### TASK TO CARRY OUT
All entries need to be written out verbatim, with pictures omitted.

### DATA IN THIS EXERCISE

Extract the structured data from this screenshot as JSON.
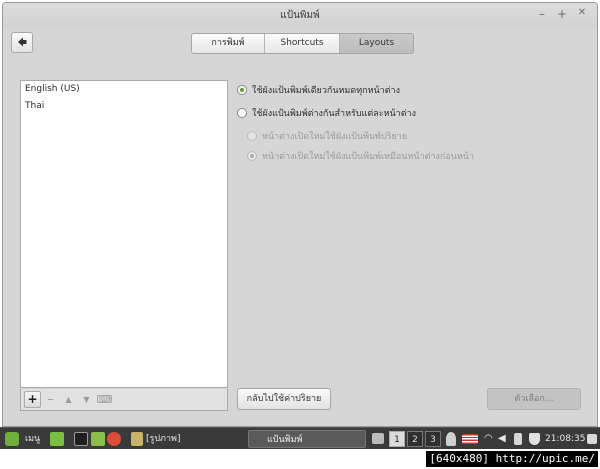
{
  "window": {
    "title": "แป้นพิมพ์",
    "controls": {
      "minimize": "–",
      "maximize": "+",
      "close": "✕"
    }
  },
  "toolbar": {
    "back_icon": "left-arrow-icon",
    "tabs": [
      {
        "label": "การพิมพ์",
        "active": false
      },
      {
        "label": "Shortcuts",
        "active": false
      },
      {
        "label": "Layouts",
        "active": true
      }
    ]
  },
  "layouts": {
    "items": [
      "English (US)",
      "Thai"
    ],
    "tools": [
      "+",
      "–",
      "▲",
      "▼",
      "⌨"
    ]
  },
  "options": {
    "same_layout": "ใช้ผังแป้นพิมพ์เดียวกันหมดทุกหน้าต่าง",
    "per_window": "ใช้ผังแป้นพิมพ์ต่างกันสำหรับแต่ละหน้าต่าง",
    "new_default": "หน้าต่างเปิดใหม่ใช้ผังแป้นพิมพ์ปริยาย",
    "new_previous": "หน้าต่างเปิดใหม่ใช้ผังแป้นพิมพ์เหมือนหน้าต่างก่อนหน้า"
  },
  "buttons": {
    "reset": "กลับไปใช้ค่าปริยาย",
    "options": "ตัวเลือก..."
  },
  "panel": {
    "menu_label": "เมนู",
    "folder_label": "[รูปภาพ]",
    "task_label": "แป้นพิมพ์",
    "workspaces": [
      "1",
      "2",
      "3"
    ],
    "clock": "21:08:35"
  },
  "caption": "[640x480] http://upic.me/",
  "colors": {
    "accent": "#5f9a3a",
    "panel": "#3a3a3a",
    "window": "#d6d6d6"
  }
}
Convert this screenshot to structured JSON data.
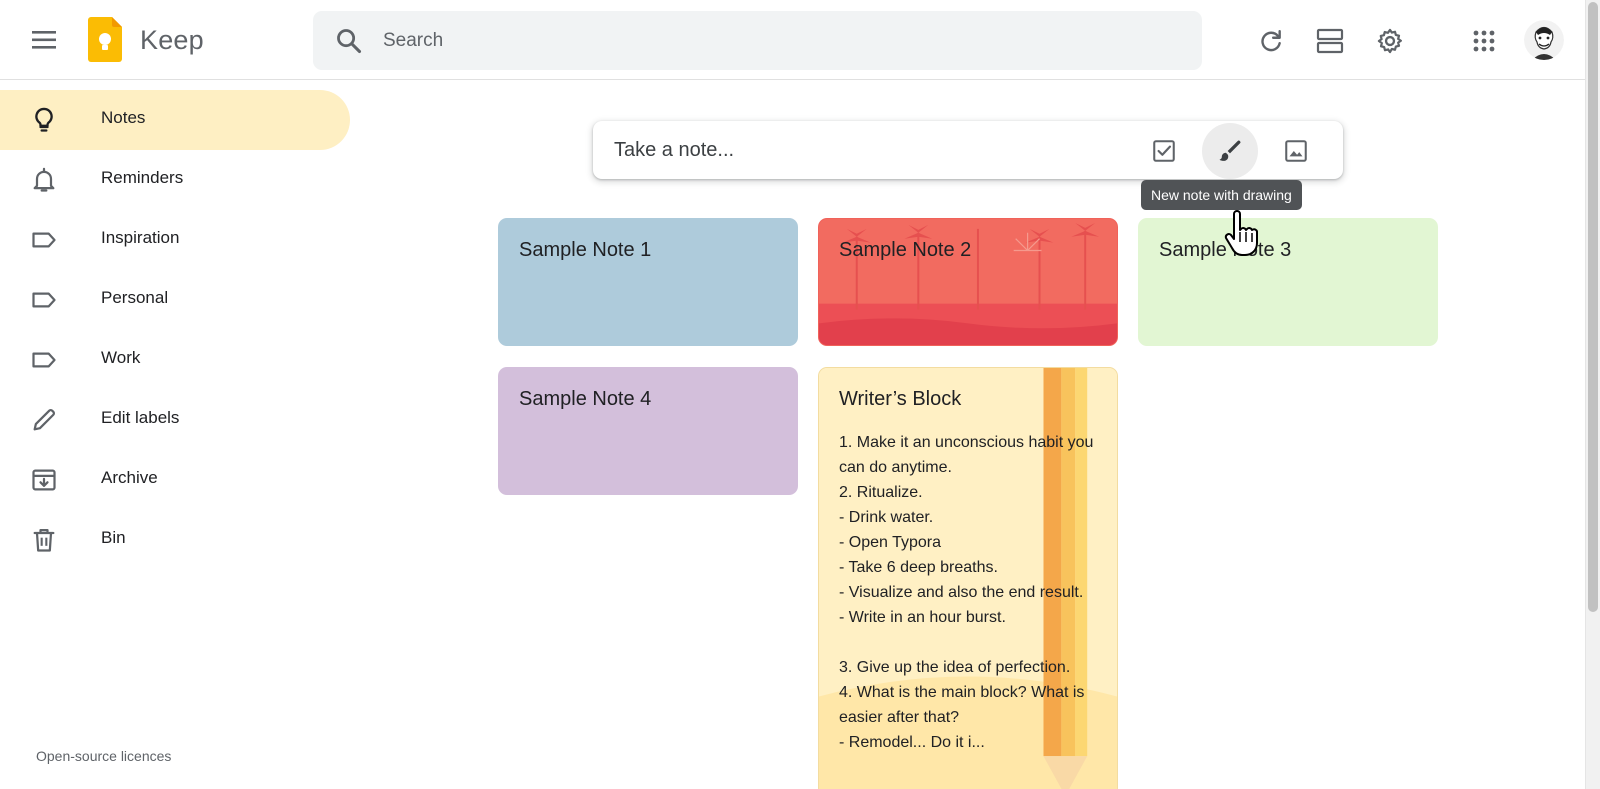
{
  "app": {
    "title": "Keep"
  },
  "search": {
    "placeholder": "Search"
  },
  "sidebar": {
    "items": [
      {
        "label": "Notes",
        "icon": "lightbulb-icon",
        "active": true
      },
      {
        "label": "Reminders",
        "icon": "bell-icon"
      },
      {
        "label": "Inspiration",
        "icon": "label-icon"
      },
      {
        "label": "Personal",
        "icon": "label-icon"
      },
      {
        "label": "Work",
        "icon": "label-icon"
      },
      {
        "label": "Edit labels",
        "icon": "pencil-icon"
      },
      {
        "label": "Archive",
        "icon": "archive-icon"
      },
      {
        "label": "Bin",
        "icon": "trash-icon"
      }
    ],
    "footer": "Open-source licences"
  },
  "take_note": {
    "placeholder": "Take a note...",
    "tooltip": "New note with drawing"
  },
  "notes": [
    {
      "title": "Sample Note 1",
      "color": "#aecbdb"
    },
    {
      "title": "Sample Note 2",
      "color": "#f0625a"
    },
    {
      "title": "Sample Note 3",
      "color": "#e2f6d3"
    },
    {
      "title": "Sample Note 4",
      "color": "#d3bfdb"
    },
    {
      "title": "Writer’s Block",
      "color": "#fff0c4",
      "body": "1. Make it an unconscious habit you can do anytime.\n2. Ritualize.\n- Drink water.\n- Open Typora\n- Take 6 deep breaths.\n- Visualize and also the end result.\n- Write in an hour burst.\n\n3. Give up the idea of perfection.\n4. What is the main block? What is easier after that?\n- Remodel... Do it i..."
    }
  ],
  "colors": {
    "accent": "#fbbc04",
    "active_nav": "#feefc3",
    "tooltip_bg": "#505356"
  }
}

### WRITTEN ANSWER
Extract the structured data from this screenshot as JSON.
{
  "window": {
    "title": "แป้นพิมพ์",
    "controls": {
      "minimize": "–",
      "maximize": "+",
      "close": "✕"
    }
  },
  "toolbar": {
    "back_icon": "left-arrow-icon",
    "tabs": [
      {
        "label": "การพิมพ์",
        "active": false
      },
      {
        "label": "Shortcuts",
        "active": false
      },
      {
        "label": "Layouts",
        "active": true
      }
    ]
  },
  "layouts": {
    "items": [
      "English (US)",
      "Thai"
    ],
    "tools": [
      "+",
      "–",
      "▲",
      "▼",
      "⌨"
    ]
  },
  "options": {
    "same_layout": "ใช้ผังแป้นพิมพ์เดียวกันหมดทุกหน้าต่าง",
    "per_window": "ใช้ผังแป้นพิมพ์ต่างกันสำหรับแต่ละหน้าต่าง",
    "new_default": "หน้าต่างเปิดใหม่ใช้ผังแป้นพิมพ์ปริยาย",
    "new_previous": "หน้าต่างเปิดใหม่ใช้ผังแป้นพิมพ์เหมือนหน้าต่างก่อนหน้า"
  },
  "buttons": {
    "reset": "กลับไปใช้ค่าปริยาย",
    "options": "ตัวเลือก..."
  },
  "panel": {
    "menu_label": "เมนู",
    "folder_label": "[รูปภาพ]",
    "task_label": "แป้นพิมพ์",
    "workspaces": [
      "1",
      "2",
      "3"
    ],
    "clock": "21:08:35"
  },
  "caption": "[640x480] http://upic.me/",
  "colors": {
    "accent": "#5f9a3a",
    "panel": "#3a3a3a",
    "window": "#d6d6d6"
  }
}
Convert this screenshot to structured JSON data.
{
  "app": {
    "title": "Keep"
  },
  "search": {
    "placeholder": "Search"
  },
  "sidebar": {
    "items": [
      {
        "label": "Notes",
        "icon": "lightbulb-icon",
        "active": true
      },
      {
        "label": "Reminders",
        "icon": "bell-icon"
      },
      {
        "label": "Inspiration",
        "icon": "label-icon"
      },
      {
        "label": "Personal",
        "icon": "label-icon"
      },
      {
        "label": "Work",
        "icon": "label-icon"
      },
      {
        "label": "Edit labels",
        "icon": "pencil-icon"
      },
      {
        "label": "Archive",
        "icon": "archive-icon"
      },
      {
        "label": "Bin",
        "icon": "trash-icon"
      }
    ],
    "footer": "Open-source licences"
  },
  "take_note": {
    "placeholder": "Take a note...",
    "tooltip": "New note with drawing"
  },
  "notes": [
    {
      "title": "Sample Note 1",
      "color": "#aecbdb"
    },
    {
      "title": "Sample Note 2",
      "color": "#f0625a"
    },
    {
      "title": "Sample Note 3",
      "color": "#e2f6d3"
    },
    {
      "title": "Sample Note 4",
      "color": "#d3bfdb"
    },
    {
      "title": "Writer’s Block",
      "color": "#fff0c4",
      "body": "1. Make it an unconscious habit you can do anytime.\n2. Ritualize.\n- Drink water.\n- Open Typora\n- Take 6 deep breaths.\n- Visualize and also the end result.\n- Write in an hour burst.\n\n3. Give up the idea of perfection.\n4. What is the main block? What is easier after that?\n- Remodel... Do it i..."
    }
  ],
  "colors": {
    "accent": "#fbbc04",
    "active_nav": "#feefc3",
    "tooltip_bg": "#505356"
  }
}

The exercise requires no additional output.